▶ _Action item_: Scan the records below. Copy every line in which the word "JSON" appears.

*** Material to process ***

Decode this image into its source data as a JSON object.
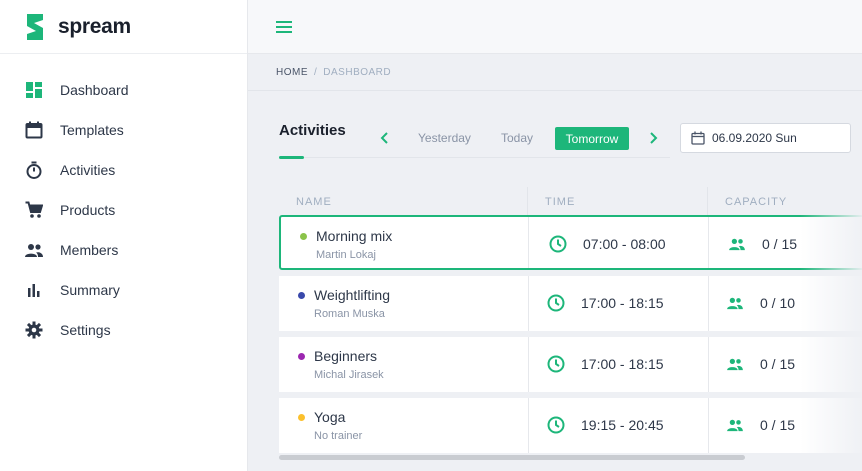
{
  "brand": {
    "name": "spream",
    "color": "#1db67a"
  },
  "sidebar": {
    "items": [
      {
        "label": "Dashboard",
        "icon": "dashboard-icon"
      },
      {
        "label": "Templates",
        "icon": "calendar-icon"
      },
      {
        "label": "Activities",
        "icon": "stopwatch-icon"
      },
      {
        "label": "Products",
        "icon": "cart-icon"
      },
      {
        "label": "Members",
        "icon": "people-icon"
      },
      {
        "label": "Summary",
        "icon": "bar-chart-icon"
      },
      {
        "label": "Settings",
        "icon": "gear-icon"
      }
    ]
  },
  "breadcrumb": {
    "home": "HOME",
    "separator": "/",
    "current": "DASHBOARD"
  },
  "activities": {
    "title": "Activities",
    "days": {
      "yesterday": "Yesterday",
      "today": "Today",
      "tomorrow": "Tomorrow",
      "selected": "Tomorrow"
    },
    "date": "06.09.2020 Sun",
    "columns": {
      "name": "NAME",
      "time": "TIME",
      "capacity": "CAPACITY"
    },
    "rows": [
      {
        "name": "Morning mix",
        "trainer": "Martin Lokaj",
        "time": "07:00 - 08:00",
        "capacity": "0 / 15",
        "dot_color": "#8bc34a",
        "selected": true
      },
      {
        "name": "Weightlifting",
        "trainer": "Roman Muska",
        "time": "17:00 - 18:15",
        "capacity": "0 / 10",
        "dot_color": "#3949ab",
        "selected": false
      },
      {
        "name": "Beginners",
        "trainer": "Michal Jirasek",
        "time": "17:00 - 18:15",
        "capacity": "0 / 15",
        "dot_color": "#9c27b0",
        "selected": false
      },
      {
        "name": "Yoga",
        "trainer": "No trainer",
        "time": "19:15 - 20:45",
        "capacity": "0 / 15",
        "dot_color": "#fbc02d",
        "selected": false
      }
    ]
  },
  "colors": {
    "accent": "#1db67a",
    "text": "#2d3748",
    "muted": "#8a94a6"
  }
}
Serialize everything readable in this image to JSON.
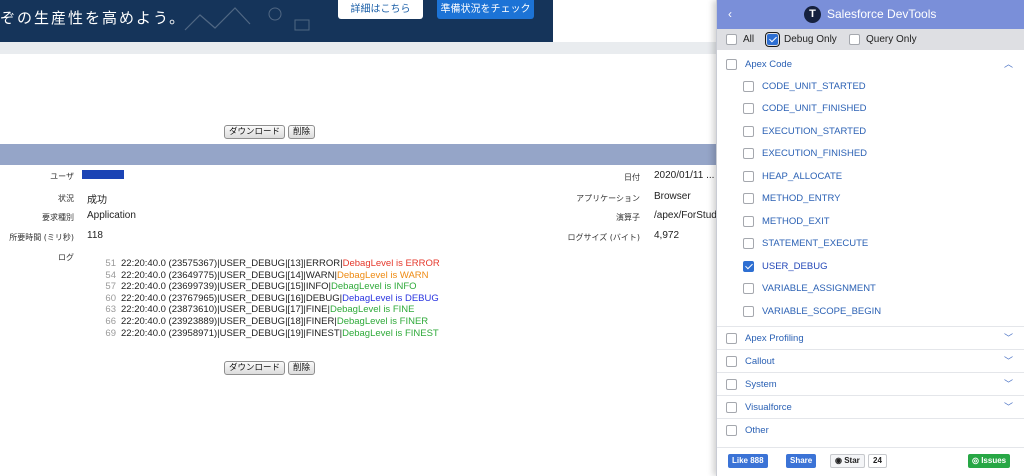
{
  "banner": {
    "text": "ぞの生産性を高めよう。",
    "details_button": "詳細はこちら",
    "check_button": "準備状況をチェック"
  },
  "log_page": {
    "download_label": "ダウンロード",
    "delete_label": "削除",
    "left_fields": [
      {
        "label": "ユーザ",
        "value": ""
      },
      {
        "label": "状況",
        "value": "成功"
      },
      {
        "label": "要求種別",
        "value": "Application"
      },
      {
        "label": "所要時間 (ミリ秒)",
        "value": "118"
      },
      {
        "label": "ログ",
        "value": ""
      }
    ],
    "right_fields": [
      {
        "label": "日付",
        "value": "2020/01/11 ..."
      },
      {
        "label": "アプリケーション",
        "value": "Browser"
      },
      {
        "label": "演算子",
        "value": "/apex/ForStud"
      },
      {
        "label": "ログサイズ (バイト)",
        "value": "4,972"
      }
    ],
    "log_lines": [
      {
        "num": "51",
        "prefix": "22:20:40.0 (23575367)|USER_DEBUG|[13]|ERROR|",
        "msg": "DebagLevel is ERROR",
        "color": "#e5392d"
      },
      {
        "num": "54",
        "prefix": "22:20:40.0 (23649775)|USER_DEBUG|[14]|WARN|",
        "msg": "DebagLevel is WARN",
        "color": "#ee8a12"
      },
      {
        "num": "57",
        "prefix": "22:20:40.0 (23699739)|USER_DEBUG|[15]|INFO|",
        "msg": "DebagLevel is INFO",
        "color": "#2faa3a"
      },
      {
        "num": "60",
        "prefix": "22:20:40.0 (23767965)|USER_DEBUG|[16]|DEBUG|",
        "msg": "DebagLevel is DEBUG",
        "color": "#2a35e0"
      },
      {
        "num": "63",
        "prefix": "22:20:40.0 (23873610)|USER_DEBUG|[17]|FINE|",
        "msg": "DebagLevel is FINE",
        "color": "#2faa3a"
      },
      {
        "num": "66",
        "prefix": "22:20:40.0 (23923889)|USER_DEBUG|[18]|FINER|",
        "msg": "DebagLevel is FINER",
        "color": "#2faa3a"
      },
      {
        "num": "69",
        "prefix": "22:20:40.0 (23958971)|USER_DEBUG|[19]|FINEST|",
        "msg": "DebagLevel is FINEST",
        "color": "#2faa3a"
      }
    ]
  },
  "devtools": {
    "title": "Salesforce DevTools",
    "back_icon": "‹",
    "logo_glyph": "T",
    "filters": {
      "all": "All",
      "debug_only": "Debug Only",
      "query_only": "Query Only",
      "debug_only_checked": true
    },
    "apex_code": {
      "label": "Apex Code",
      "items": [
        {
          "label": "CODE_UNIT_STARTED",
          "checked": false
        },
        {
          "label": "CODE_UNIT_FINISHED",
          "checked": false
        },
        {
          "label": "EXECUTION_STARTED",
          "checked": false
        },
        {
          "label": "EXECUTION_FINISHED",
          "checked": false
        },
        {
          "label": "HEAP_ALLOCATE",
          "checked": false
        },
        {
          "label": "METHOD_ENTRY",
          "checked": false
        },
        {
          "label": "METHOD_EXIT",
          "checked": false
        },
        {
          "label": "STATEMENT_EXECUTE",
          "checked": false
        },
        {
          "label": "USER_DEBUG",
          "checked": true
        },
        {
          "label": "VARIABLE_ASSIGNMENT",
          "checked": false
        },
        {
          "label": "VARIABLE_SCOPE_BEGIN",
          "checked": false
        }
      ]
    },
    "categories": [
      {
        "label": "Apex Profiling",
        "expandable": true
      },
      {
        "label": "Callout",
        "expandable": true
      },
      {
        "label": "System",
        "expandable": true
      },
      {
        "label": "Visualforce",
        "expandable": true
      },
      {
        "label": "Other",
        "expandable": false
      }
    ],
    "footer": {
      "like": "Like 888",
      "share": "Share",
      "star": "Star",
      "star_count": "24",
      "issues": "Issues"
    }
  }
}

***
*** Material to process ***

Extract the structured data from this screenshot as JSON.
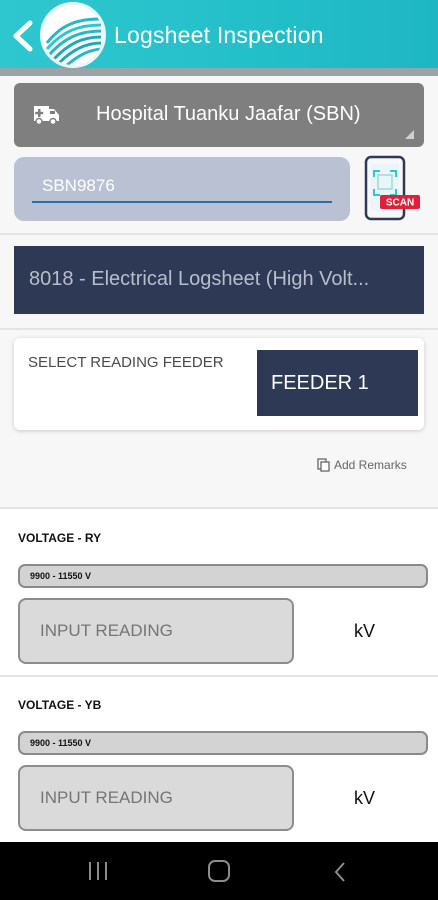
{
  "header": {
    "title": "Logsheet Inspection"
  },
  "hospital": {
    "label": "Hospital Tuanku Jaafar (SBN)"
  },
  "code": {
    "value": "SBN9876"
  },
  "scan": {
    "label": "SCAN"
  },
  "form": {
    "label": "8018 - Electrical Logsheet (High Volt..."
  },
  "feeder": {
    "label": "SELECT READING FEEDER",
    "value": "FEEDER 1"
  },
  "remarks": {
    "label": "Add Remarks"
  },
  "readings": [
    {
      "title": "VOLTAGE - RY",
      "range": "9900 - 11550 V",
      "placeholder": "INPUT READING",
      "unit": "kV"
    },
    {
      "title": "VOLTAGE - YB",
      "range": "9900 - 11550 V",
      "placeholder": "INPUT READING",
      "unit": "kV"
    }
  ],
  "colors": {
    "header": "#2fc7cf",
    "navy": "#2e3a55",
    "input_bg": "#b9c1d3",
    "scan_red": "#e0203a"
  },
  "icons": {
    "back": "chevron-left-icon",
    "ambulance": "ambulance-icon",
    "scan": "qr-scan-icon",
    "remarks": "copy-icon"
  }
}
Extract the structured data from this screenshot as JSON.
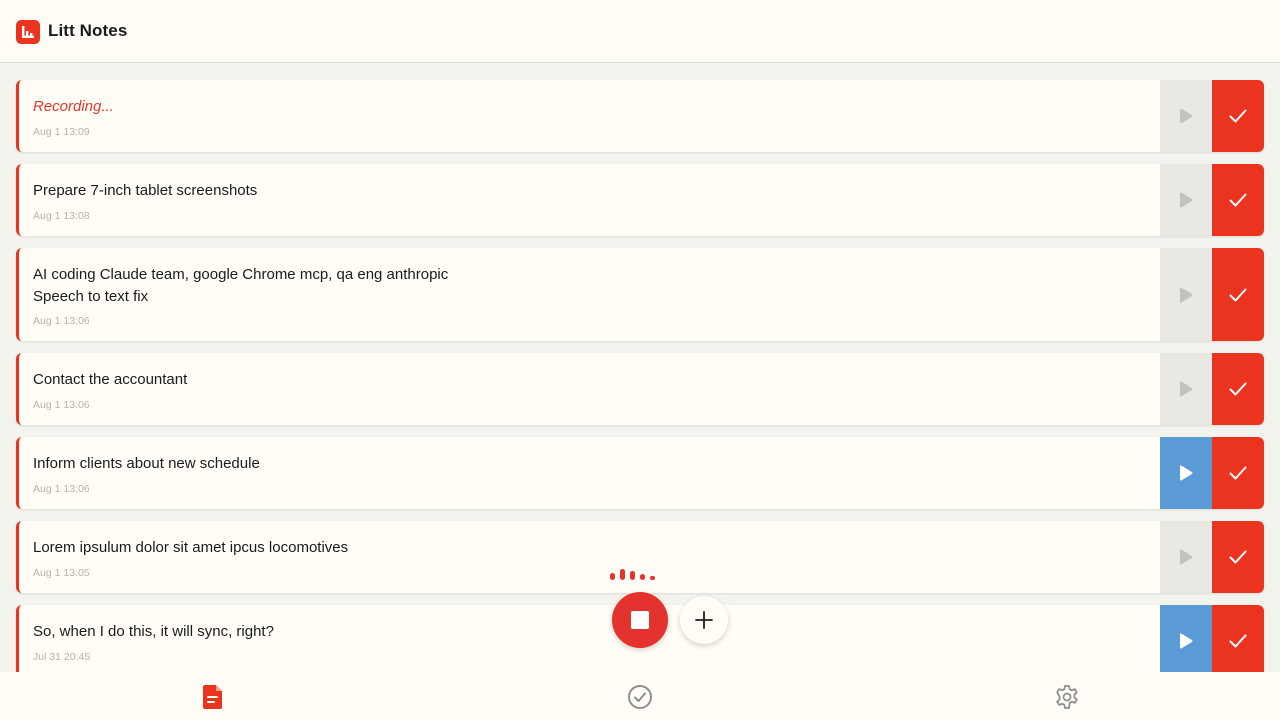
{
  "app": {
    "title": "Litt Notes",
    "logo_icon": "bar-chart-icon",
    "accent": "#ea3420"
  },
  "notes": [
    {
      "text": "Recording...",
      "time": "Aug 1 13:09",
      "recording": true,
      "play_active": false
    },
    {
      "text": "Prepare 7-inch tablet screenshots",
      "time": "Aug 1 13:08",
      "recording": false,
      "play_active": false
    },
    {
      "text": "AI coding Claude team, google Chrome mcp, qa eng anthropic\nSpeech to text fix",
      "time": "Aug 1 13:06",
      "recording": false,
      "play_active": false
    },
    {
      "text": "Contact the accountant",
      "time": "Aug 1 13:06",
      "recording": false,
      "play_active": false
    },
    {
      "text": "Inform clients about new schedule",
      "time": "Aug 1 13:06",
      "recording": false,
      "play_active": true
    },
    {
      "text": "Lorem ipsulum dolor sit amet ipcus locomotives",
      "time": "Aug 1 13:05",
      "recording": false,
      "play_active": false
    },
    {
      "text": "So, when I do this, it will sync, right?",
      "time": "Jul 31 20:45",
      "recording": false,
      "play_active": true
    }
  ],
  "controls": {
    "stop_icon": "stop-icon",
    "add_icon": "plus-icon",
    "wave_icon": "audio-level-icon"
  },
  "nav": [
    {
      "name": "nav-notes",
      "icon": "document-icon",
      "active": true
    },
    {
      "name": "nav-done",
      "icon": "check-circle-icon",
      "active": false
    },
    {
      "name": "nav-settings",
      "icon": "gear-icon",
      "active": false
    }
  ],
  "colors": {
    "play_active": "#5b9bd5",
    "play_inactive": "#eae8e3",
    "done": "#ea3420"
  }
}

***

▶ _Answer to this task_:
Decode this image into its source data as a JSON object.
Serialize everything readable in this image to JSON.
Extract the structured data from this screenshot as JSON.
Extract the structured data from this screenshot as JSON.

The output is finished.